The formation of the cardiovasculature, consisting of both the heart and blood vessels, is a critical step in embryonic development and relies on three processes termed vasculogenesis, angiogenesis, and vascular remodeling. The transmembrane protein NRP1 is an essential modulator of embryonic angiogenesis with additional roles in vessel remodeling and arteriogenesis. NRP1 also enhances arteriogenesis in adults to alleviate pathological tissue ischemia. However, in certain circumstances, vascular NRP1 signaling can be detrimental, as it may promote cancer by enhancing tumor angiogenesis or contribute to tissue edema by increasing vascular permeability. Understanding the mechanisms of NRP1 signaling is, therefore, of profound importance for the design of therapies aiming to control vascular functions. Previous work has shown that vascular NRP1 can variably serve as a receptor for two secreted glycoproteins, the VEGF-A and SEMA3A, but it also has a poorly understood role as an adhesion receptor. Here, we review current knowledge of NRP1 function during blood vessel growth and homeostasis, with special emphasis on the vascular roles of its multiple ligands and signaling partners.

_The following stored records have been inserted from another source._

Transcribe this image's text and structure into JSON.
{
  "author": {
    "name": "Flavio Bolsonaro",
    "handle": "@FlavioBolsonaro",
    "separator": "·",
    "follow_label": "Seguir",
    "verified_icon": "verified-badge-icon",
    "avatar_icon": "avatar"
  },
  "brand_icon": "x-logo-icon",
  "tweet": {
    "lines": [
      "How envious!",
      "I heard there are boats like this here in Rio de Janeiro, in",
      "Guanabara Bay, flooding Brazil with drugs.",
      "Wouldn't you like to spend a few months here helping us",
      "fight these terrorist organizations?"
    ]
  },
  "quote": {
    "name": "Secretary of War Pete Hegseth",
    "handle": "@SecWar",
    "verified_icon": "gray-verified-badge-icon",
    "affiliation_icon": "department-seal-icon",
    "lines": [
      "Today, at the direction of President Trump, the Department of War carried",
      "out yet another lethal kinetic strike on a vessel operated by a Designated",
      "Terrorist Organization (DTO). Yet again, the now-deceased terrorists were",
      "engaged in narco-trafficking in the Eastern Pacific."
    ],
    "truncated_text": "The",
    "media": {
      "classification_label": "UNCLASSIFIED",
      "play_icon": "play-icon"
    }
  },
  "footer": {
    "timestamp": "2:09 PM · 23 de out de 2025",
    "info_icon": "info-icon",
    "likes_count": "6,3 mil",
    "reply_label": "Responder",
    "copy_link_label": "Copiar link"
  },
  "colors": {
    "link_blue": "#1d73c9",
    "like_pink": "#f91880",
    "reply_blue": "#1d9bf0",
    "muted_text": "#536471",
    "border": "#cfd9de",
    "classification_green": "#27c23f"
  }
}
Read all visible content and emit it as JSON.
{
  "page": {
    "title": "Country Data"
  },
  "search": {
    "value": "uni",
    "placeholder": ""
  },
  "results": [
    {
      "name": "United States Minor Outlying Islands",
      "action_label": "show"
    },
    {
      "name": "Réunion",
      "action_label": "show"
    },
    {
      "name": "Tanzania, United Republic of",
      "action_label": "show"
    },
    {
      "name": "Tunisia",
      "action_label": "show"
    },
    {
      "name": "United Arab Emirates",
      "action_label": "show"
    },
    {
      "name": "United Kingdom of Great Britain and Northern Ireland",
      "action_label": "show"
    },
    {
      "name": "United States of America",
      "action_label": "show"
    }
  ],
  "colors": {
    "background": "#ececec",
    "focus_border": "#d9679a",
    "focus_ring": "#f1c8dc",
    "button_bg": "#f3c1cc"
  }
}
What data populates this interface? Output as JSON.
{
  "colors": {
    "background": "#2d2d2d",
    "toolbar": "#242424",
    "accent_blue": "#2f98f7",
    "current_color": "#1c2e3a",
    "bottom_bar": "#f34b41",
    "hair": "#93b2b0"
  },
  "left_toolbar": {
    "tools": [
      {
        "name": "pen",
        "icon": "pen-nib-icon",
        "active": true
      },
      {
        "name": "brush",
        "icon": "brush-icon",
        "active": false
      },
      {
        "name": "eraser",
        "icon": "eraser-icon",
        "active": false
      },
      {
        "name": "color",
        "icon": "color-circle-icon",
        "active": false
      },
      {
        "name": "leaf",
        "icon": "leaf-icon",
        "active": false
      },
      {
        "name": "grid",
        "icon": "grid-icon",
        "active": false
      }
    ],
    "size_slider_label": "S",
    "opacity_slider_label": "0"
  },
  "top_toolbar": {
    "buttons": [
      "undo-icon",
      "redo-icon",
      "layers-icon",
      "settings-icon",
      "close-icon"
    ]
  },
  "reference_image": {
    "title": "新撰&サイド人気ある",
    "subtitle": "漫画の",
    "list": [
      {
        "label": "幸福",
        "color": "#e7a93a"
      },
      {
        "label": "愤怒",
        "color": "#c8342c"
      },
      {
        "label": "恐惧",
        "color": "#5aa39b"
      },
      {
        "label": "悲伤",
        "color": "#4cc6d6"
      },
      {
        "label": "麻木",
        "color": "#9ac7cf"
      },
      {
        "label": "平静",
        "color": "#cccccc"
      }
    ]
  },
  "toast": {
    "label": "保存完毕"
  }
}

Keywords: NRP1; SEMA3A; VEGF; VEGF-A; VEGFR2; angiogenesis; arteriogenesis; endothelial cells; neuropilin; vascular permeability.
©2014 The Authors. Microcirculation Published by John Wiley & Sons Ltd.